Ever since martial arts have been adopted as sports, there have been controversies regarding the “safety” of such activities. With contact sports comes the risk of injuries, both trivial and life threatening. With certain groups such as the Canadian-based doctors forum seeking a complete ban on the sport of MMA, there needs to be an understanding of the risks involved in the sport. MMA is growing quickly; it is already a big multimillion-dollar industry worldwide. In the USA alone, the UFC is valued at more than 1.5 billion dollars. It is a revenue-earning arena as well. The argument that health professionals present, is that it is a sport aimed at maiming and disabling your opponent.
In Pakistan, the MMA scene is evolving and there is rapid progress being made in the sport. With new clubs popping up and seasoned fighters across the country training a new generation of MMA fighters, one thing is for sure: MMA is here to stay and progress. We are an ambitious bunch of people and there is no dearth of talent in the country. However, there needs to be some emphasis placed on the education of the “combatants” regarding the risks associated with the sport. In contact sports, the fighters need to understand the fact that they should not be suffering from any blood borne disease. In most countries, fighters need to be cleared by a medical board before they can participate. Blood tests such as Hepatitis B & C testing, along with HIV, are mandatory for every fighter before he even thinks of taking up a contact sport. The risk of injury to the head is ever present; with a few deaths reported, it might be prudent for the authorities to allow the use of headgear and gloves for the competitions. Wearing gloves is allowed internationally and is at the discretion of the panel organizing the event. Proper boxing gloves might reduce the number of grievous injuries sustained. Furthermore, most up-and-comers in the sport are youth and they need to be aware of the importance of warming up and conditioning, both of which help in reducing injuries. The list of possible injuries is a long one, being safe does not mean that one abandons the sport. Rather, caution should be exercised. Trainers should advocate safety and adherence to rules for all the trainees. Provision of a qualified doctor and health staff should be made mandatory for all clubs organizing MMA events.

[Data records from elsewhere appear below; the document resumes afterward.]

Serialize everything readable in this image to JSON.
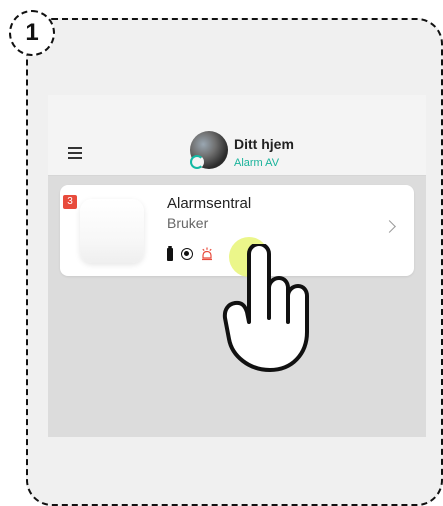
{
  "step": {
    "number": "1"
  },
  "header": {
    "title": "Ditt hjem",
    "subtitle": "Alarm AV"
  },
  "device": {
    "count_badge": "3",
    "title": "Alarmsentral",
    "subtitle": "Bruker"
  },
  "icons": {
    "menu": "menu-icon",
    "avatar": "home-avatar",
    "battery": "battery-icon",
    "signal": "signal-4g-icon",
    "alarm": "alarm-icon",
    "chevron": "chevron-right-icon",
    "hand": "hand-pointer-icon"
  },
  "colors": {
    "accent_green": "#19b39b",
    "badge_red": "#e84b3c",
    "tap_yellow": "#e7f576"
  }
}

Though the medical community is currently not much involved, with increased awareness and streamlining of the MMA scene, we may see more specialists involved and contributing towards a safety-conscious sporting trend.
This article has been written by Dr. Arshad Beg who is a surgical registrar specializing in General Surgery. He works at Liaquat National Hospital Karachi and has a keen interest in MMA.